🔼The name Aram-naharaim in the Bible
There is only once place with the name Aram-naharaim in the Bible (see the subtitle of Psalm 60:1). The Hebrew Bible mentions Aram-naharaim five times but most English translations follow the Septuagint and read Mesopotamia for the other four.
The wives of Isaac and Jacob came from Aram-naharaim (Genesis 24:10). The city of Pethor (where Balaam, or at least his father Beor, came from was in Aram-naharaim (Deuteronomy 23:4), although this may be another place called such (see our article on the name Pethor).
And when Cushan-rishathaim, the king of Aram-naharaim took sway over Israel and held it for eight years, YHWH raised up a savior: Othniel, the nephew of Caleb, who defeated Cushan-rishathaim and became the first judge of Israel (Judges 3:8). Much later, when the Ammonites insulted king David, they hired a regiment of cavalry from Aram-naharaim to fight him (1 Chronicles 19:6).
🔼Etymology of the name Aram-naharaim
The name Aram-naharaim obviously consists of two elements.
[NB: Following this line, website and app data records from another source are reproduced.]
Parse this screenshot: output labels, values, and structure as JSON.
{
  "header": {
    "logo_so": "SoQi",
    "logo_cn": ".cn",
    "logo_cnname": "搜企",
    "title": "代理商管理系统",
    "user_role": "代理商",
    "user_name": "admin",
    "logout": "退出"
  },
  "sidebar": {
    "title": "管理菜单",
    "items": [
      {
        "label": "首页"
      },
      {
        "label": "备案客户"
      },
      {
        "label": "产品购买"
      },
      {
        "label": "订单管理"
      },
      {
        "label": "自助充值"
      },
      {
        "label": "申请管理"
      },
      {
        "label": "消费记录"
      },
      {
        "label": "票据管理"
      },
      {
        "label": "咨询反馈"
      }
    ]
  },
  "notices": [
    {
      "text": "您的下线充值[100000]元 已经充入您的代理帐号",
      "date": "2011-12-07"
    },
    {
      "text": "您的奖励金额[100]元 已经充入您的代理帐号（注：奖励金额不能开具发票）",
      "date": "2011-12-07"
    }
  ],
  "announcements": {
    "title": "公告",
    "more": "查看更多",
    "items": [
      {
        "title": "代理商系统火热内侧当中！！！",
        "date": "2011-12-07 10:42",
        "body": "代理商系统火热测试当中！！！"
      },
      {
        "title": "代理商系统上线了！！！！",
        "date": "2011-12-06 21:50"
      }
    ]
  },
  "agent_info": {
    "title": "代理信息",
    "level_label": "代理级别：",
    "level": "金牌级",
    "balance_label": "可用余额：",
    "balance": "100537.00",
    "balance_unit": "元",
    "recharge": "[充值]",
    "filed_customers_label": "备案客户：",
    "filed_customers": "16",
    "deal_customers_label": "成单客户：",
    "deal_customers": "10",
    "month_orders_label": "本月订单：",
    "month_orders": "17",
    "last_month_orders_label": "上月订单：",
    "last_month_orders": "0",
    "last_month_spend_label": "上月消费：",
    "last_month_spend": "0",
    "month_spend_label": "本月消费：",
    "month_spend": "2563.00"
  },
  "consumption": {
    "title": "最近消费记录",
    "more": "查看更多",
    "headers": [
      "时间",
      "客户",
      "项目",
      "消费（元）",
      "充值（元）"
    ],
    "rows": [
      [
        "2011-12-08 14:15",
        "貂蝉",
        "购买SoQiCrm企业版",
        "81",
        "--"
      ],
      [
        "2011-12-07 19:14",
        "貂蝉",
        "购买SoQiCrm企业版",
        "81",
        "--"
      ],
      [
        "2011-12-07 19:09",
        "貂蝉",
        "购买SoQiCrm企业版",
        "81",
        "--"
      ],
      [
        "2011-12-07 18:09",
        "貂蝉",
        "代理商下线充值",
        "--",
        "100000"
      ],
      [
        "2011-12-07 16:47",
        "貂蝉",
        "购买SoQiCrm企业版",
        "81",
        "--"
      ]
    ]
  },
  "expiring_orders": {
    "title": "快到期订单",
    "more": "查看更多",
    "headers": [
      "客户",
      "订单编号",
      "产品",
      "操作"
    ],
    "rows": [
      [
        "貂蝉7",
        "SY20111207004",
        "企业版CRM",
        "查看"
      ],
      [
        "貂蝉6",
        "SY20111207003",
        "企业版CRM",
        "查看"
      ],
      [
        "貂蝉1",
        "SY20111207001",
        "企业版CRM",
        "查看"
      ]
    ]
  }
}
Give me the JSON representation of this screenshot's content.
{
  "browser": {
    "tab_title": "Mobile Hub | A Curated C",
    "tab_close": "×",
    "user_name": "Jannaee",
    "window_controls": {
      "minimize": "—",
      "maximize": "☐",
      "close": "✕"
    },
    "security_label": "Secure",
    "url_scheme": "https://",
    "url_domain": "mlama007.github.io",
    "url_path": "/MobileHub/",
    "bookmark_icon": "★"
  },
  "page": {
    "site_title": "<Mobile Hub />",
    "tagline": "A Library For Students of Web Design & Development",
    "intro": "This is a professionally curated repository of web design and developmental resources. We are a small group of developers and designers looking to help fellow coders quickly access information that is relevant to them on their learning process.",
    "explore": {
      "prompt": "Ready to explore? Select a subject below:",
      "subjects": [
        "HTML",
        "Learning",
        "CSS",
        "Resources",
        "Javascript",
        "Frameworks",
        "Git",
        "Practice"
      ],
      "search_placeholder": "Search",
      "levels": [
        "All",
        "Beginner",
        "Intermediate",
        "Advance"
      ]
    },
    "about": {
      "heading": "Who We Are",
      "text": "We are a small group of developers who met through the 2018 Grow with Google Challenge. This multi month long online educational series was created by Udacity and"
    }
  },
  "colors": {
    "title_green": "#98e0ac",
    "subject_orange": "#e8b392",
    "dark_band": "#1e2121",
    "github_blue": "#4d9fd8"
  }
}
The first part is the same as the name Aram, the Hebrew name for Syria, which derives of the verb רום (rum), meaning to rise up, or to be high:
The second part of our name is a dual form of a noun that comes from the verb נהר I (nahar I), meaning to flow or stream:
The Septuagint translates the name Aram-naharaim with Mesopotamia (which is mesos + potamos, meaning Between Rivers), and that's what the Hebrew name means: Aram Of Two Rivers, or Height Of Two Rivers. NOBSE Study Bible Name List omits this name but Jones' Dictionary of Old Testament Proper Names reads Syria Of The Two Rivers.